Baron Divavesi Waqa, President of the Republic of Nauru, addresses the United Nations high-level summit on large movements of refugees and migrants. Photo: UN Photo/JC McIlwaine

A group called the Nauru 19, including a former president, is facing charges over the event, which they call an anti-government protest.

The government claims it was wrong to report that their trial has been delayed by the government‘s refusal to comply with a court order to pay the legal costs of the Nauru 19‘s lawyers.

Nauru is appealing this court order while the Nauru 19 are seeking a permanent stay on the grounds of Nauru not complying with the order and because of the time since the alleged offences occurred.

The Nauru Justice Department also said the court‘s directions were to it, not the government as had been reported.

However, in a statement on 3 July, the Nauru government information office said:

“The Government will appeal the ruling of the Nauru Supreme Court that recent legislation is unconstitutional, and that they must pay huge legal fees for a group of 19 defendants charged over the 2015 riots… Justice Minister David Adeang said the ruling was surprising, [and]… means that we must pay hundreds of thousands of dollars to provide expensive international lawyers to defendants charged with criminal acts. This is not only unprecedented but excessive.”

A crowd outside Nauru‘s parliament following the protest.
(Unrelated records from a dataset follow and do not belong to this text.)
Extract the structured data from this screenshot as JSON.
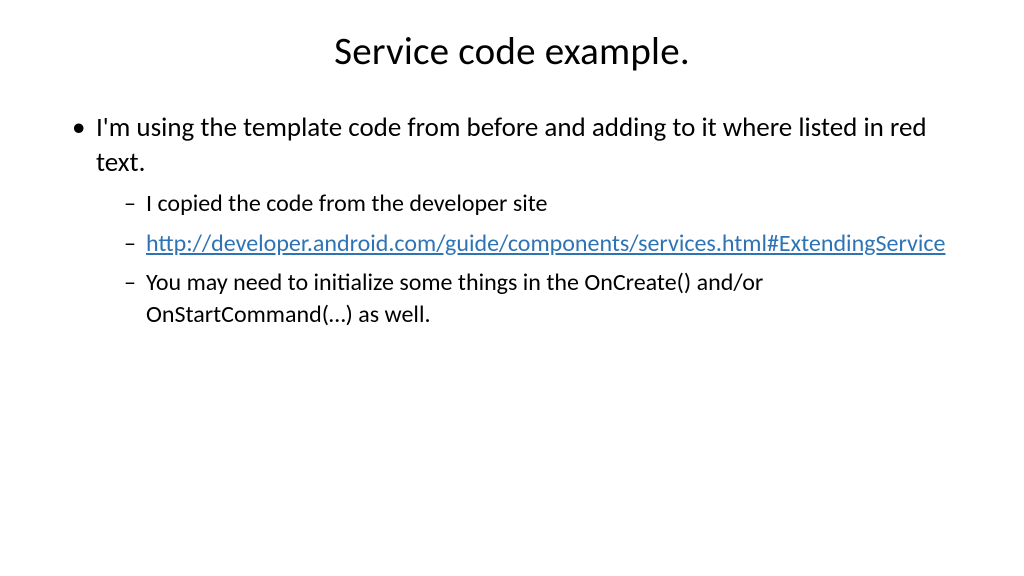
{
  "slide": {
    "title": "Service code example.",
    "bullets": [
      {
        "text": "I'm using the template code from before and adding to it where listed in red text.",
        "sub": [
          {
            "text": "I copied the code from the developer site"
          },
          {
            "link": "http://developer.android.com/guide/components/services.html#ExtendingService"
          },
          {
            "text": "You may need to initialize some things in the OnCreate() and/or OnStartCommand(…) as well."
          }
        ]
      }
    ]
  }
}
Photo: supplied/ Shane Bazzi

The Nauru government was pre-occupied with the Nauru 19 during a parliamentary sitting last week.

Mr Adeang railed about the impact the payment to the lawyers would have on the lives of ordinary Nauruans.

He promised that the Nauru 19 would be locked up and the government would then be seeking reparations from them.

But he said the government had to first deal with Justice Geoffrey Muecke, the Adelaide judge the government appointed to hear the case.

Mr Adeang spoke of the foreign white influence, using the words “white ears,” a highly derisive Nauruan term.

In 2014, the Nauru government deported the resident magistrate, Peter Law, and cancelled the visa for the chief justice, Geoffrey Eames, both of whom are Australians.